Happy Puppet Syndrome
Happy Puppet Syndrome is a rare and complex genetic disorder that primarily affects central nervous system characterized by severe learning difficulties, motor dysfunction, seizure disorder, and often a happy, sociable demeanour.
People with Happy puppet syndrome often smile and laugh frequently, and have happy, excitable personalities.
Happy puppet syndrome was first described in 1965 by British paediatrician Harry, who identified a group of children with similar symptoms that he termed “happy puppet syndrome.” The term “puppet” referred to the jerky movements and uncoordinated gait that are characteristic of the condition.
The initial indicators of happy puppet syndrome are usually developmental delays that appear between the ages of 6 and 12 months. Seizures might start between the ages of two and three.
The condition is causes by a genetic mutation or deletion on chromosome 15, which leads to deficiency of protein called ubiquitin ligase E3A (UBE3A). This protein is important for normal functioning of nerve cells in brain, and its absence or deficiency can result in the neurological symptoms of happy puppet syndrome.
The prevalence of happy puppet syndrome is estimated to be around 1 in 12,000 to 20,000 individuals, although it may be underdiagnosed or misdiagnosed. The condition can affect individuals of any race or ethnicity, and there is no known gender predilection.
- Developmental delay and intellectual disability including no crawling or babbling at 6 to 12 months.
- Seizures, usually beginning between 2 and 3 years of age.
- Absence or minimal speech.
- Hyperactivity and excitability.
- Unsteady or jerky gait.
- Difficulty in balance.
- Sucking or feeding difficulty.
- Trouble going to sleep and staying asleep.
- Happy demeanour, frequent smiling and laughter, and an easily excitable personality.
- Stiff or jerky movements.
- Small head size, with flatness in the back of the head.
- Tongue thrusting.
- Hair, skin and eyes that are light in colour.
- Unusual behaviours, such as hand flapping and arms uplifted while walking.
- Curved spine (scoliosis).
The diagnosis of happy puppet syndrome is usually made based on clinical signs and symptoms, along with genetic testing to confirm the deletion or mutation of the UBE3A gene on chromosome 15.
A diagnosis is based upon:
- a thorough clinical evaluation and identification of distinctive findings; and
- a full history of patients.
Genetic testing, such as DNA methylation, must be conducted in order to confirm a suspected diagnosis.
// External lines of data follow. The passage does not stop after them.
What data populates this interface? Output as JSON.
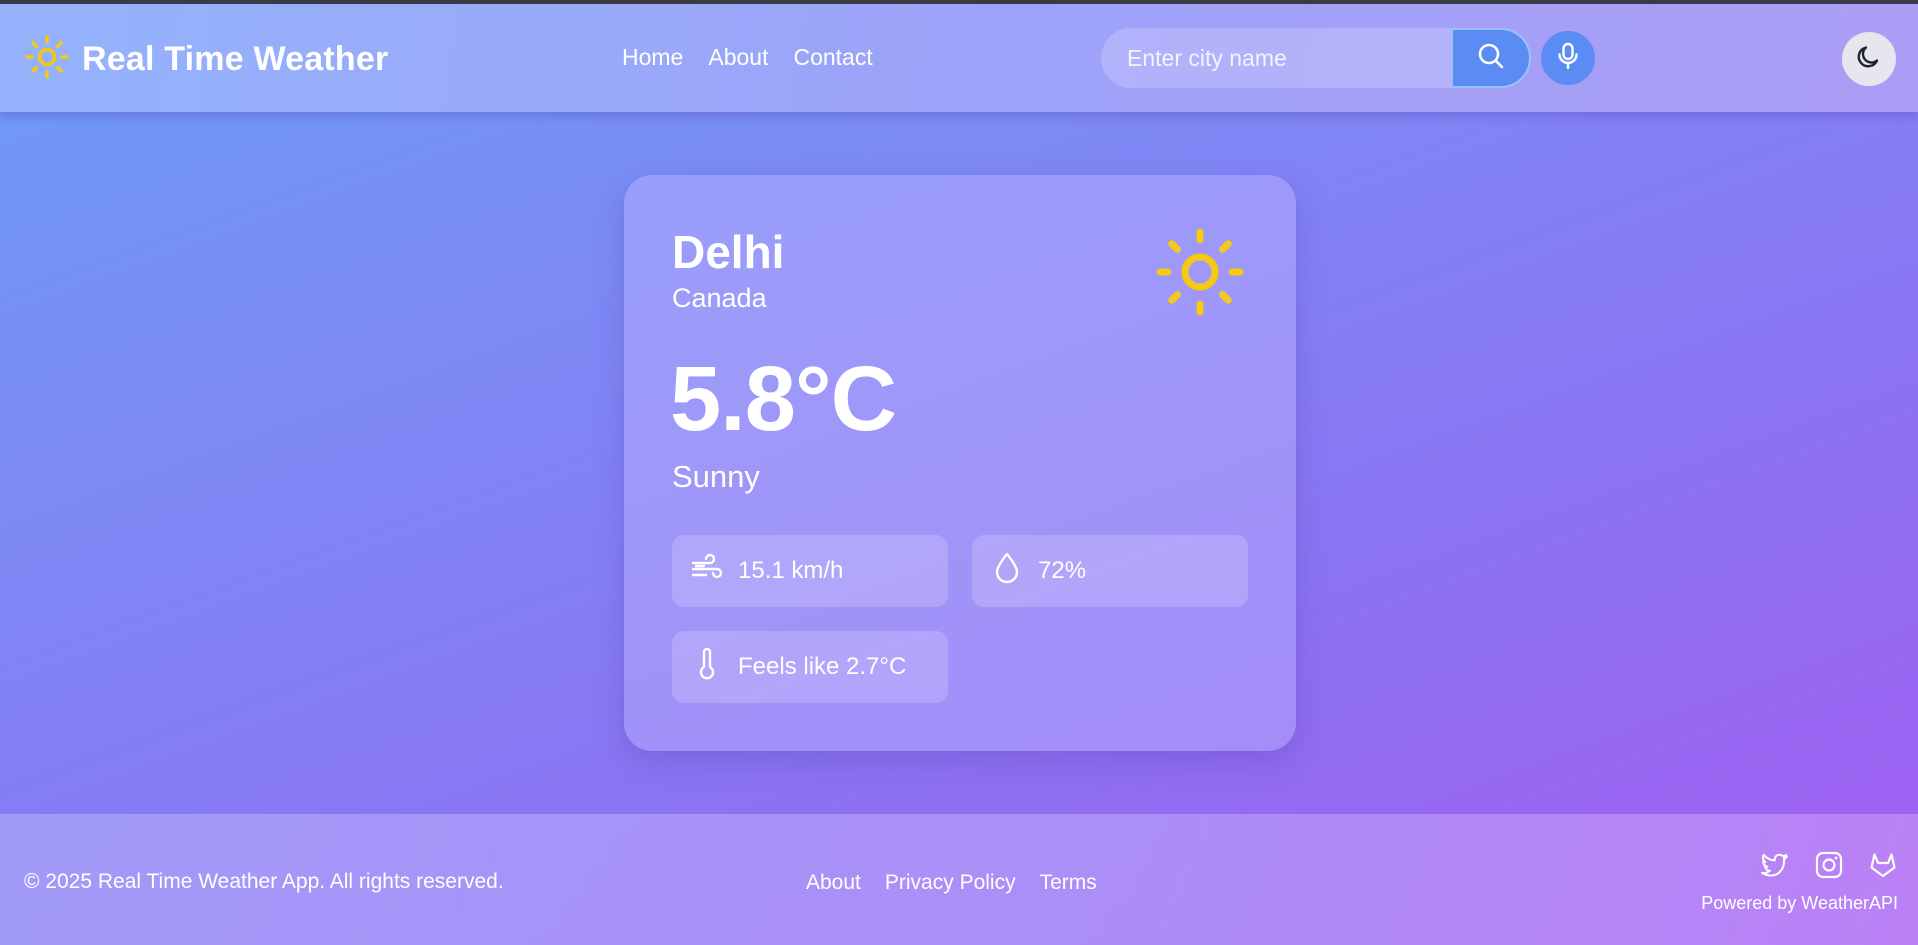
{
  "header": {
    "title": "Real Time Weather",
    "logo_icon": "sun-icon",
    "nav": [
      "Home",
      "About",
      "Contact"
    ],
    "search": {
      "placeholder": "Enter city name",
      "value": ""
    },
    "search_icon": "search-icon",
    "mic_icon": "microphone-icon",
    "theme_icon": "moon-icon"
  },
  "weather": {
    "city": "Delhi",
    "country": "Canada",
    "condition_icon": "sun-icon",
    "temperature": "5.8°C",
    "condition": "Sunny",
    "wind": {
      "icon": "wind-icon",
      "value": "15.1 km/h"
    },
    "humidity": {
      "icon": "droplet-icon",
      "value": "72%"
    },
    "feels_like": {
      "icon": "thermometer-icon",
      "value": "Feels like 2.7°C"
    }
  },
  "footer": {
    "copyright": "© 2025 Real Time Weather App. All rights reserved.",
    "links": [
      "About",
      "Privacy Policy",
      "Terms"
    ],
    "social_icons": [
      "twitter-icon",
      "instagram-icon",
      "gitlab-icon"
    ],
    "powered_by": "Powered by WeatherAPI"
  },
  "colors": {
    "sun": "#f6c915",
    "accent_blue": "#5b8cf3",
    "gradient_start": "#6d9cf8",
    "gradient_end": "#a35cf1"
  }
}
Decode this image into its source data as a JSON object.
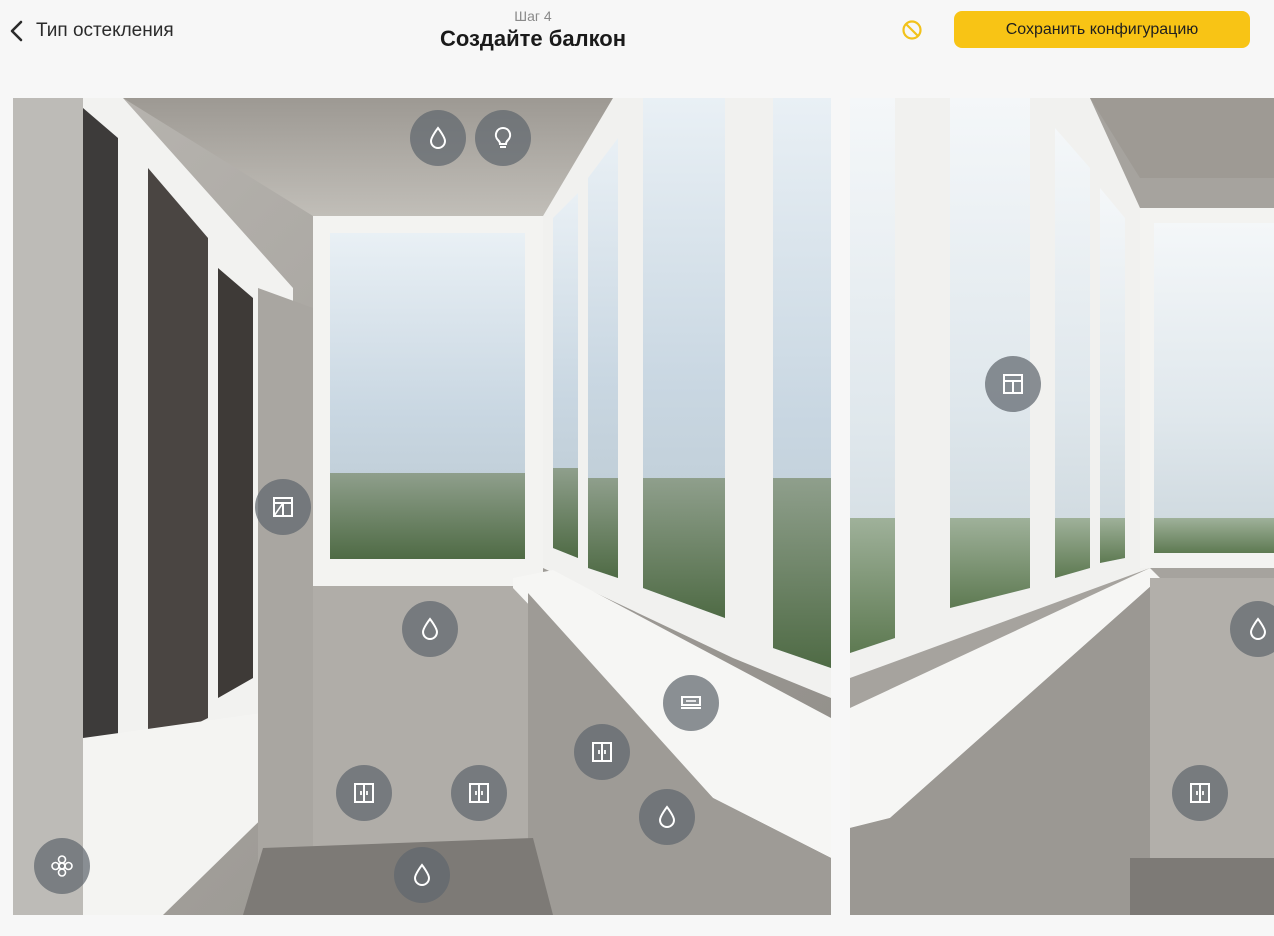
{
  "header": {
    "back_label": "Тип остекления",
    "step_label": "Шаг 4",
    "title": "Создайте балкон",
    "save_label": "Сохранить конфигурацию"
  },
  "colors": {
    "accent": "#f8c415",
    "hotspot": "#5f666e"
  },
  "hotspots": [
    {
      "icon": "drop-icon"
    },
    {
      "icon": "lightbulb-icon"
    },
    {
      "icon": "window-sash-icon"
    },
    {
      "icon": "drop-icon"
    },
    {
      "icon": "sill-icon"
    },
    {
      "icon": "cabinet-icon"
    },
    {
      "icon": "cabinet-icon"
    },
    {
      "icon": "cabinet-icon"
    },
    {
      "icon": "drop-icon"
    },
    {
      "icon": "drop-icon"
    },
    {
      "icon": "flower-icon"
    },
    {
      "icon": "window-frame-icon"
    },
    {
      "icon": "drop-icon"
    },
    {
      "icon": "cabinet-icon"
    }
  ]
}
These tests may review:
- Parental DNA pattern: screens for three of the four known genetic defects that cause happy puppet syndrome.
- Missing chromosomes: A chromosomal microarray (CMA) can detect missing chromosomes.
- Gene mutation: If your child’s DNA methylation test findings are normal, your doctor may request a UBE3A gene sequencing test to look for a maternal mutation.
- Prader-willi syndrome
- Rett syndrome
- Mowat wilson syndrome
- Pitt-hopkins syndrome
The treatment for happy puppet syndrome is primarily supportive and focuses on addressing specific symptoms, such as seizures, sleep disorders, and behavioral problems. Early intervention with physical, occupational, and speech therapy is important to improve mobility, communication, and social skills. Educational support and specialized services may also be required to help individuals with the syndrome reach their full potential.
Physiotherapy is an important part of the multidisciplinary approach to managing happy puppet syndrome.
The goals of physiotherapy are to improve movement, balance, and coordination, prevent joint contractures and deformities, and enhance overall physical function.
The physiotherapy treatment typically includes:
- Assessment: The physiotherapist will perform a comprehensive assessment of the individual’s physical abilities. It will include range of motion, strength, balance, and gait analysis.
- Treatment plan: Based on the assessment results, the physiotherapist will develop an individualized treatment plan that addresses the specific needs of the individual.
- Exercises: The physiotherapist will prescribe exercises to improve muscle strength, flexibility, and balance. Exercises may include stretching, strengthening, and balance training exercises.
- Assistive devices: The physiotherapist may recommend the use of assistive devices such as walkers, orthotics, or braces to help improve mobility and prevent falls.
- Hydrotherapy: Water-based exercises can be particularly beneficial for individuals with happy puppet syndrome. The buoyancy of the water can reduce the risk of injury while allowing for a full range of motion.
- Functional training: The physiotherapist will work with the individual to improve their ability to perform daily activities, such as sitting, standing, and walking.
- Education: The physiotherapist will educate the individual and their caregivers on safe movement techniques, fall prevention, and the importance of ongoing exercise and physical activity.